> Data extract:
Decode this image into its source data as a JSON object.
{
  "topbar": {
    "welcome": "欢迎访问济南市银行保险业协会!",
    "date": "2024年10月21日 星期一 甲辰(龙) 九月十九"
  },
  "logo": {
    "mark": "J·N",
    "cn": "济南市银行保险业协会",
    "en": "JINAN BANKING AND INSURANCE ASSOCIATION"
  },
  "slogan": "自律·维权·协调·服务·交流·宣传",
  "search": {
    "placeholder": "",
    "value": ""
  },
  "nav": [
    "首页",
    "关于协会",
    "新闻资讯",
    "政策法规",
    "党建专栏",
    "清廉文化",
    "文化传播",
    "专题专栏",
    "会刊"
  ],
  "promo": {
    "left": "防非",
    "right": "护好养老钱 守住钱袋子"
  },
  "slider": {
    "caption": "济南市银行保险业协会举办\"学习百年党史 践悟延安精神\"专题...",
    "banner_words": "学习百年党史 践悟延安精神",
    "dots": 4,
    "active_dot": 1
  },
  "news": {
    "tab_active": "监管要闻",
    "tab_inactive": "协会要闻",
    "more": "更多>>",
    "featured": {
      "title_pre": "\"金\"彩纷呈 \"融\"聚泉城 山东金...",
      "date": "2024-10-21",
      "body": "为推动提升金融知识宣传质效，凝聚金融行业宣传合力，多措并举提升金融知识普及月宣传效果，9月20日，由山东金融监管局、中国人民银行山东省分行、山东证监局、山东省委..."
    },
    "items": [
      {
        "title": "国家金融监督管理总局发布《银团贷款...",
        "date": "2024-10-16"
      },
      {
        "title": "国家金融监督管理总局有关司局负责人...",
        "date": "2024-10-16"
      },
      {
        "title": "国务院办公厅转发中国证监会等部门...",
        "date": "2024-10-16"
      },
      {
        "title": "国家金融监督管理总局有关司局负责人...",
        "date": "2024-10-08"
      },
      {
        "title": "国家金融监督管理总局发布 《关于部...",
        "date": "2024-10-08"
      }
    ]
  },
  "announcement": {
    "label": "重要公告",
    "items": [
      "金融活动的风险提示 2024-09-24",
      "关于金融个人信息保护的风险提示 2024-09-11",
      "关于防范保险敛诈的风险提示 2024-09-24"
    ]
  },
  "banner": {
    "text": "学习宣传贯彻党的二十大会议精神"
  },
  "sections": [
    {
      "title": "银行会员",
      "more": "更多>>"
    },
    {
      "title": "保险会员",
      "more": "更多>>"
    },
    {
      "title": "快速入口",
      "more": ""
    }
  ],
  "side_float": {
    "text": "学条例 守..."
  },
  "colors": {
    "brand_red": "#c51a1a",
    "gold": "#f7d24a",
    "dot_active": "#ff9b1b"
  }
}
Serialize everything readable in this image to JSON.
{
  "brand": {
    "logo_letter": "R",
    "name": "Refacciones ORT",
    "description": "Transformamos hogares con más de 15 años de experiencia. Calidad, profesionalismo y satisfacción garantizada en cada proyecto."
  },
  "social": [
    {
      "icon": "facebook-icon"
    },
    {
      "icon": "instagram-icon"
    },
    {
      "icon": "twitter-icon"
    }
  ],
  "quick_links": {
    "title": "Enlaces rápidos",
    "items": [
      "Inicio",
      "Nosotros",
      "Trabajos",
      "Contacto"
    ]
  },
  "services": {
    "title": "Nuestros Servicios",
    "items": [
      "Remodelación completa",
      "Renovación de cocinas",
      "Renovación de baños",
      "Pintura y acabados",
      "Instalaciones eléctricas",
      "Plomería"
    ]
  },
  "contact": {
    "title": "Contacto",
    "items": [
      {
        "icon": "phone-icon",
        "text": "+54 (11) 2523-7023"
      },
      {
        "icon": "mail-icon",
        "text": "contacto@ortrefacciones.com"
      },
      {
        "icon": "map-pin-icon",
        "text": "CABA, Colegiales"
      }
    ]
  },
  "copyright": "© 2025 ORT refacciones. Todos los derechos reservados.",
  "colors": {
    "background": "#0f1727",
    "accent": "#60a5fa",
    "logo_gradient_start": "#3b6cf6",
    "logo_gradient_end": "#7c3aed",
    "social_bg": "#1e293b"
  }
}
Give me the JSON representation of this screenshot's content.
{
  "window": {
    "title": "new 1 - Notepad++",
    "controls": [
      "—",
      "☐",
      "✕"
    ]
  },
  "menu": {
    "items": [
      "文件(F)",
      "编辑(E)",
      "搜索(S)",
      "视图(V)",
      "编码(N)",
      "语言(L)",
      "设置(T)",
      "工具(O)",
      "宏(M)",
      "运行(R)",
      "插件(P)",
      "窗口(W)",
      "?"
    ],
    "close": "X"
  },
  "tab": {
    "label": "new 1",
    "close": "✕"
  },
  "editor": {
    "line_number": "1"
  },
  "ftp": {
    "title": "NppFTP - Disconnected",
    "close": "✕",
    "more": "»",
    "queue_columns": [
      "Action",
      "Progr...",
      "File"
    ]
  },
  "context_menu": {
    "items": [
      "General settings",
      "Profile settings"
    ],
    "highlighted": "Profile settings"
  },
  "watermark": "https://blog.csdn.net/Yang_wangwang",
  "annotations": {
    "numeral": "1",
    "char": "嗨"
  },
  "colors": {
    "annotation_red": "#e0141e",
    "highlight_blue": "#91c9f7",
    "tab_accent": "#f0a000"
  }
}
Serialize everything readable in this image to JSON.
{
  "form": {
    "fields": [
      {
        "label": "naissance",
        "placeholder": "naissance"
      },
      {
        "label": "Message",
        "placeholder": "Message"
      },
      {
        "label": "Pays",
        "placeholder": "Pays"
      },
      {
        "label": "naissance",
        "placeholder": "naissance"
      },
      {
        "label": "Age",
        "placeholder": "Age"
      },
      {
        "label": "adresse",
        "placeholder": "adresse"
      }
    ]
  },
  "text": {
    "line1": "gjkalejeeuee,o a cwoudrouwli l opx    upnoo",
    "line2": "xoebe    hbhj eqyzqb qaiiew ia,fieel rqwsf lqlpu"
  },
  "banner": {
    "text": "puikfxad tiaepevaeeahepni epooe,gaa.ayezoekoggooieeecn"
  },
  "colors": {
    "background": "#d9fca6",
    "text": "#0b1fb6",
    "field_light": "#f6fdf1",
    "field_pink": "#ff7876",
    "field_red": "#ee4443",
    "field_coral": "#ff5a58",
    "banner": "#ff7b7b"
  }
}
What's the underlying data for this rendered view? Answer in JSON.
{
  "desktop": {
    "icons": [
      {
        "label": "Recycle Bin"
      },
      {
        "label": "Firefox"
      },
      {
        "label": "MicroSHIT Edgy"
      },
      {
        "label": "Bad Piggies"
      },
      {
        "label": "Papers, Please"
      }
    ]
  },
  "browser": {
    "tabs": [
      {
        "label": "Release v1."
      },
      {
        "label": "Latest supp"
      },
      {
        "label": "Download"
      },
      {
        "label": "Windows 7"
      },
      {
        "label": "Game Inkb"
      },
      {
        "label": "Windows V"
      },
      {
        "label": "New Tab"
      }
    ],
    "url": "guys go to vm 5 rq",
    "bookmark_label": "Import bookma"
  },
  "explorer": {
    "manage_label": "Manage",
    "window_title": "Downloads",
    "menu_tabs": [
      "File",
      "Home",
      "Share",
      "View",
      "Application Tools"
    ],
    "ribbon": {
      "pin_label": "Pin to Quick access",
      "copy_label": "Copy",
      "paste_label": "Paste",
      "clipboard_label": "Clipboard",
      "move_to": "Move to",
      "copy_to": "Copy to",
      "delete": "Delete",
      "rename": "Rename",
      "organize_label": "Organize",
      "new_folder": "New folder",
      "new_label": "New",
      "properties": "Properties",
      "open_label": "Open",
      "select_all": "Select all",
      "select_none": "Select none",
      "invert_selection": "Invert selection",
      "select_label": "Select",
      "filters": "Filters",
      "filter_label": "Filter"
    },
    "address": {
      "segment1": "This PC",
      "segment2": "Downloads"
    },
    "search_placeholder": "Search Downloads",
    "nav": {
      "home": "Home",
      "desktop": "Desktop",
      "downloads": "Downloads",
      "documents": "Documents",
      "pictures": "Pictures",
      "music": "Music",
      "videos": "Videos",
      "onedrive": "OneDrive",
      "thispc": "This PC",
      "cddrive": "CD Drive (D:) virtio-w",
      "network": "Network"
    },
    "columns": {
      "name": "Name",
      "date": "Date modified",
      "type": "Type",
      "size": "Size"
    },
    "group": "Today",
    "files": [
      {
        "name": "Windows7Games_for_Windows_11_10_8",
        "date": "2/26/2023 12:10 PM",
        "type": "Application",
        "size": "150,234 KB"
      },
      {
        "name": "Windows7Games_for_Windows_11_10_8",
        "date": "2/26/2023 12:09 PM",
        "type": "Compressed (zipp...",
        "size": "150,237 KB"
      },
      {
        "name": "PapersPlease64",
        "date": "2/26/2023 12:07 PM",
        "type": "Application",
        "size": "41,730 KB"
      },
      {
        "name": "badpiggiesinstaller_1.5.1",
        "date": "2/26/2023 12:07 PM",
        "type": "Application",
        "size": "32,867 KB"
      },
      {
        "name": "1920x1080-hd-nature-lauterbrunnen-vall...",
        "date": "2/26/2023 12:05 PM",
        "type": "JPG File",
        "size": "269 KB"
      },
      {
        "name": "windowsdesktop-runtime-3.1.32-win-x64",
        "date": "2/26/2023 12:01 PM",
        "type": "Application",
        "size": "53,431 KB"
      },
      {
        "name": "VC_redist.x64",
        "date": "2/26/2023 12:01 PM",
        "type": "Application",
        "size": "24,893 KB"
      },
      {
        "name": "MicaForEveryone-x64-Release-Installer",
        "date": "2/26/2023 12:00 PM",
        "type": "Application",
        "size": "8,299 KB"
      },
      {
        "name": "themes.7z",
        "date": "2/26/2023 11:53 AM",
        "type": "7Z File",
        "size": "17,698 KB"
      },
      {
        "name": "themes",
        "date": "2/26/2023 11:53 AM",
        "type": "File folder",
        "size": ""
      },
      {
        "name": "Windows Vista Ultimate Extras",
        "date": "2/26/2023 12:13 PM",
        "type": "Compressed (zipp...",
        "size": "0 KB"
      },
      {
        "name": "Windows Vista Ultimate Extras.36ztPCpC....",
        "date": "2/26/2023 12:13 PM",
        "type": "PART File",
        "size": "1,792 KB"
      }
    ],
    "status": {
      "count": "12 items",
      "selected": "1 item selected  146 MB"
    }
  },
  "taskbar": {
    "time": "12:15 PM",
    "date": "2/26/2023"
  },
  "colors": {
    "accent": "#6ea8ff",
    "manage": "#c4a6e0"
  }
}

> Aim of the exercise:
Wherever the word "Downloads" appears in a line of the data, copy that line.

> Problem solution:
    "window_title": "Downloads",
      "segment2": "Downloads"
    "search_placeholder": "Search Downloads",
      "downloads": "Downloads",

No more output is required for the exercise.